One thing which I feel very strongly about with regards to any form of justice, but especially with the death penalty: If you're going to do it, you have to do it right. This is not, by any standard, doing it right.
Dale Cox, the acting district attorney in Caddo Parish, La., has secured more than a third of Louisiana’s death sentences over the past five years.
178 comments on original post
1
Add a comment...

Frank Kieviet

Shared publicly  - 
 
 
NEW VIDEO! Should the largest lake in California exist? After all it was created by accident...
145 comments on original post
1
Add a comment...
Have him in circles
381 people
Bing Lu's profile photo
Samba Pedapalli's profile photo
Brittani Allred's profile photo
Tammie Egloff's profile photo
Aruna Gadige's profile photo
Jaleesa Peluso's profile photo
Sharon Raposo's profile photo
Ravi Desu's profile photo
Philip Branning's profile photo

Frank Kieviet

Shared publicly  - 
 
"And all of this has had a tremendous negative impact on the press, rather than a positive one as those behind the law insisted.

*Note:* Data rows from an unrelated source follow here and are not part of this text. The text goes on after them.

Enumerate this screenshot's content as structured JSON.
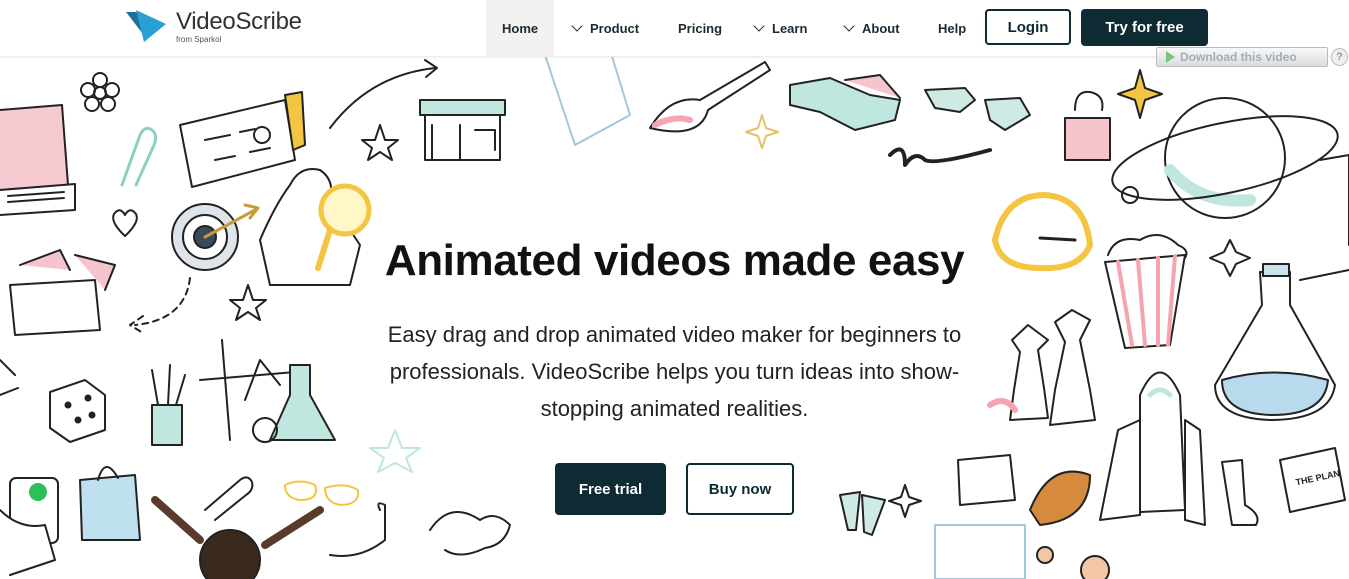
{
  "brand": {
    "name": "VideoScribe",
    "sub": "from Sparkol"
  },
  "nav": {
    "home": "Home",
    "product": "Product",
    "pricing": "Pricing",
    "learn": "Learn",
    "about": "About",
    "help": "Help",
    "login": "Login",
    "try": "Try for free"
  },
  "download": {
    "label": "Download this video",
    "help": "?"
  },
  "hero": {
    "title": "Animated videos made easy",
    "subtitle": "Easy drag and drop animated video maker for beginners to professionals. VideoScribe helps you turn ideas into show-stopping animated realities.",
    "trial": "Free trial",
    "buy": "Buy now"
  },
  "doodle_labels": {
    "book": "THE PLAN"
  },
  "colors": {
    "accent": "#0e2a33",
    "logo_blue": "#2aa1d5",
    "mint": "#bfe6df",
    "pink": "#f5c4cc",
    "yellow": "#f4c542"
  }
}
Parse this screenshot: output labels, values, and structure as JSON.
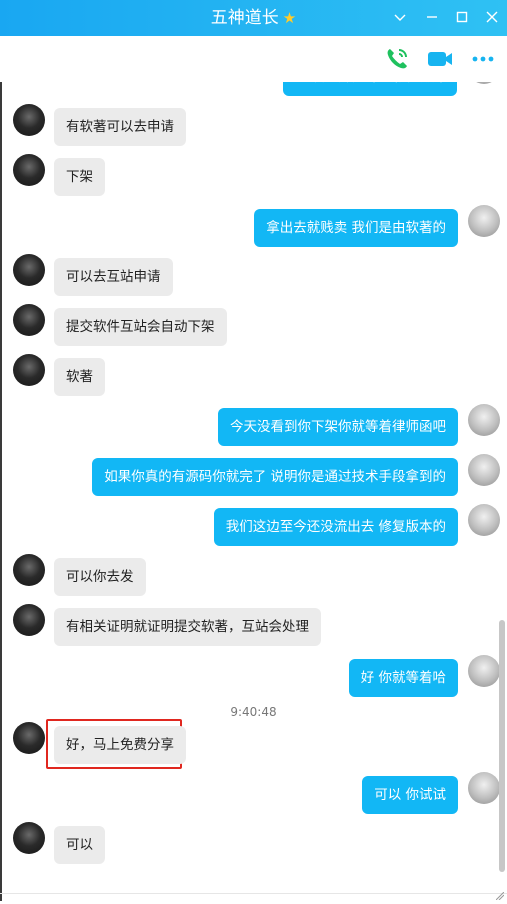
{
  "window": {
    "title": "五神道长",
    "badge_icon": "star-badge-icon"
  },
  "titlebar_controls": [
    "chevron-down-icon",
    "minimize-icon",
    "maximize-icon",
    "close-icon"
  ],
  "toolbar": [
    "voice-call-icon",
    "video-call-icon",
    "more-icon"
  ],
  "colors": {
    "accent": "#12b7f5",
    "incoming_bubble": "#ebebeb",
    "highlight": "#e0271f"
  },
  "messages": [
    {
      "side": "out",
      "text": "至今还没流出去 修复版本的",
      "partial": true
    },
    {
      "side": "in",
      "text": "有软著可以去申请"
    },
    {
      "side": "in",
      "text": "下架"
    },
    {
      "side": "out",
      "text": "拿出去就贱卖 我们是由软著的"
    },
    {
      "side": "in",
      "text": "可以去互站申请"
    },
    {
      "side": "in",
      "text": "提交软件互站会自动下架"
    },
    {
      "side": "in",
      "text": "软著"
    },
    {
      "side": "out",
      "text": "今天没看到你下架你就等着律师函吧"
    },
    {
      "side": "out",
      "text": "如果你真的有源码你就完了 说明你是通过技术手段拿到的"
    },
    {
      "side": "out",
      "text": "我们这边至今还没流出去 修复版本的"
    },
    {
      "side": "in",
      "text": "可以你去发"
    },
    {
      "side": "in",
      "text": "有相关证明就证明提交软著，互站会处理"
    },
    {
      "side": "out",
      "text": "好 你就等着哈"
    },
    {
      "side": "in",
      "text": "好，马上免费分享",
      "highlighted": true
    },
    {
      "side": "out",
      "text": "可以 你试试"
    },
    {
      "side": "in",
      "text": "可以"
    }
  ],
  "timestamp": "9:40:48"
}
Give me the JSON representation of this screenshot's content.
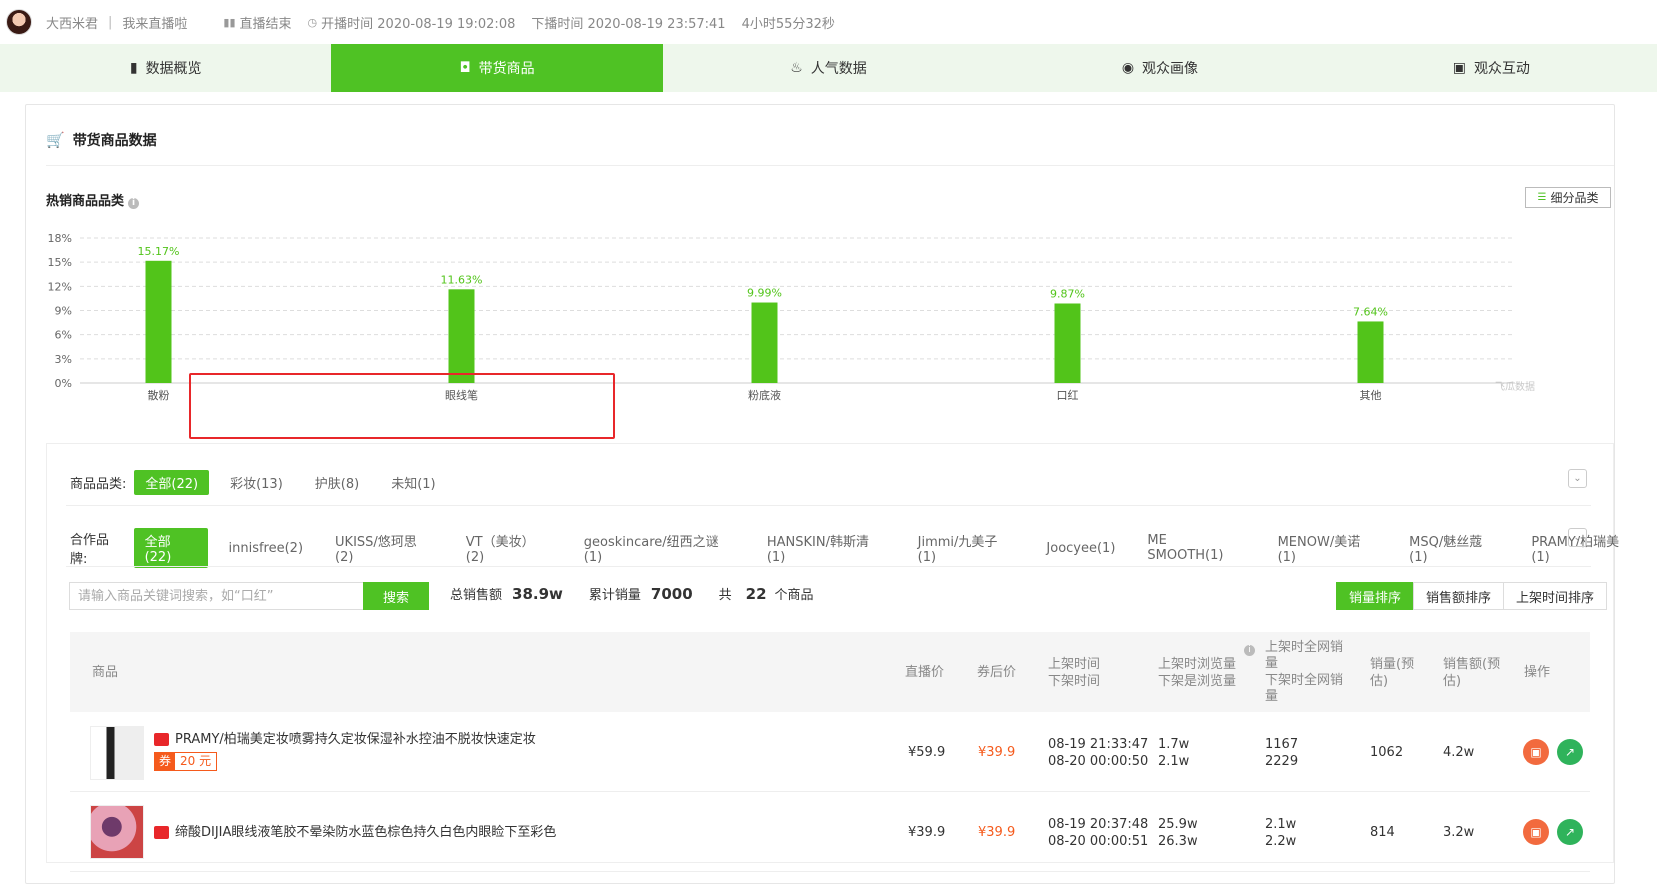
{
  "header": {
    "streamer_name": "大西米君",
    "stream_title": "我来直播啦",
    "status": "直播结束",
    "start_label": "开播时间 2020-08-19 19:02:08",
    "end_label": "下播时间 2020-08-19 23:57:41",
    "duration": "4小时55分32秒"
  },
  "tabs": [
    {
      "label": "数据概览",
      "icon": "bar-chart-icon"
    },
    {
      "label": "带货商品",
      "icon": "shopping-bag-icon",
      "active": true
    },
    {
      "label": "人气数据",
      "icon": "fire-icon"
    },
    {
      "label": "观众画像",
      "icon": "portrait-icon"
    },
    {
      "label": "观众互动",
      "icon": "interaction-icon"
    }
  ],
  "section": {
    "title": "带货商品数据",
    "hot_title": "热销商品品类",
    "subcategory_button": "细分品类"
  },
  "chart_data": {
    "type": "bar",
    "categories": [
      "散粉",
      "眼线笔",
      "粉底液",
      "口红",
      "其他"
    ],
    "values": [
      15.17,
      11.63,
      9.99,
      9.87,
      7.64
    ],
    "value_labels": [
      "15.17%",
      "11.63%",
      "9.99%",
      "9.87%",
      "7.64%"
    ],
    "y_ticks": [
      "0%",
      "3%",
      "6%",
      "9%",
      "12%",
      "15%",
      "18%"
    ],
    "ylim": [
      0,
      18
    ],
    "grid": true,
    "bar_color": "#52c41a",
    "watermark": "飞瓜数据"
  },
  "filters": {
    "category_label": "商品品类:",
    "categories": [
      "全部(22)",
      "彩妆(13)",
      "护肤(8)",
      "未知(1)"
    ],
    "brand_label": "合作品牌:",
    "brands": [
      "全部(22)",
      "innisfree(2)",
      "UKISS/悠珂思(2)",
      "VT（美妆）(2)",
      "geoskincare/纽西之谜(1)",
      "HANSKIN/韩斯清(1)",
      "Jimmi/九美子(1)",
      "Joocyee(1)",
      "ME SMOOTH(1)",
      "MENOW/美诺(1)",
      "MSQ/魅丝蔻(1)",
      "PRAMY/柏瑞美(1)"
    ]
  },
  "search": {
    "placeholder": "请输入商品关键词搜索，如“口红”",
    "button": "搜索",
    "total_sales_label": "总销售额",
    "total_sales": "38.9w",
    "total_qty_label": "累计销量",
    "total_qty": "7000",
    "count_prefix": "共",
    "count": "22",
    "count_suffix": "个商品"
  },
  "sorts": [
    "销量排序",
    "销售额排序",
    "上架时间排序"
  ],
  "table": {
    "headers": {
      "product": "商品",
      "live_price": "直播价",
      "after_coupon": "券后价",
      "time_on": "上架时间",
      "time_off": "下架时间",
      "views_on": "上架时浏览量",
      "views_off": "下架是浏览量",
      "net_on": "上架时全网销",
      "net_on2": "量",
      "net_off": "下架时全网销",
      "net_off2": "量",
      "qty": "销量(预",
      "qty2": "估)",
      "amount": "销售额(预",
      "amount2": "估)",
      "action": "操作"
    },
    "rows": [
      {
        "name": "PRAMY/柏瑞美定妆喷雾持久定妆保湿补水控油不脱妆快速定妆",
        "coupon_tag": "券",
        "coupon_value": "20 元",
        "live_price": "¥59.9",
        "after_price": "¥39.9",
        "time_on": "08-19 21:33:47",
        "time_off": "08-20 00:00:50",
        "views_on": "1.7w",
        "views_off": "2.1w",
        "net_on": "1167",
        "net_off": "2229",
        "qty": "1062",
        "amount": "4.2w"
      },
      {
        "name": "缔酸DIJIA眼线液笔胶不晕染防水蓝色棕色持久白色内眼睑下至彩色",
        "live_price": "¥39.9",
        "after_price": "¥39.9",
        "time_on": "08-19 20:37:48",
        "time_off": "08-20 00:00:51",
        "views_on": "25.9w",
        "views_off": "26.3w",
        "net_on": "2.1w",
        "net_off": "2.2w",
        "qty": "814",
        "amount": "3.2w"
      }
    ]
  }
}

The negative impact on the online press sector is also very clear, since a very important channel to attract readers disappears, resulting in lower revenues from advertising. In addition, the new fee is also a barrier to the expansion of small publications with little-known brands, and an entry barrier for new competitors, since they will be unable to count on these platforms to increase their readers’ base. 

The evidence available so far shows that the impact on traffic has been negative and that less consolidated publishing titles, such as digital native newspapers, have been the worst affected. This is not only because the total number of publication readers has been reduced but, in the case of online readers that would be attracted anyway (that is, who would visit the publications web sites in some other way), they will surely end up visiting known publications with established brands, to the detriment of small and new publications, in line with the evidence in the literature analysed above

Of course, for the major newspaper publishers, maybe that's what they really wanted all along: less competition. But it's difficult to see how that's a legitimate public policy strategy."
2
Add a comment...

Frank Kieviet

Shared publicly  - 
 
 
Forget everything you thought you knew about welfare.
Check out the truth behind these six common welfare myths, which you can now consider thoroughly debunked.
13 comments on original post
1
Add a comment...

Frank Kieviet

Shared publicly  - 
 
 
You may think that something is "just your opinion", but often you're just wrong.
1 comment on original post
2
Add a comment...

Frank Kieviet

Shared publicly  - 
 
"The city recently settled the lawsuit, but Gardena officials have fought to prevent the videos from becoming public. Organizations representing law enforcement leaders across California submitted court papers supporting Gardena’s efforts to keep the records sealed."
Videos that the city of Gardena fought to keep secret show police officers fatally shooting a man who appeared confused at their orders and did not appear to pose an immediate threat. Police wounded a second man.
2
Add a comment...

Frank Kieviet

Shared publicly  - 
 
This is weirdly entertaining...
1
Add a comment...
People
Have him in circles
381 people
Bing Lu's profile photo
Samba Pedapalli's profile photo
Brittani Allred's profile photo
Tammie Egloff's profile photo
Aruna Gadige's profile photo
Jaleesa Peluso's profile photo
Sharon Raposo's profile photo
Ravi Desu's profile photo
Philip Branning's profile photo
Collections Frank is following
Places
Map of the places this user has livedMap of the places this user has livedMap of the places this user has lived
Currently
Irvine, CA
Story
Introduction
Currently working at Google.
Work
Occupation
Software Engineer
Employment
  • Google
    Software Engineer, present
  • Oracle, Sun Microsystems (now Oracle), SeeBeyond (later Sun Microsystems), IPNet-Solutions, SimSci
Basic Information
Gender
Male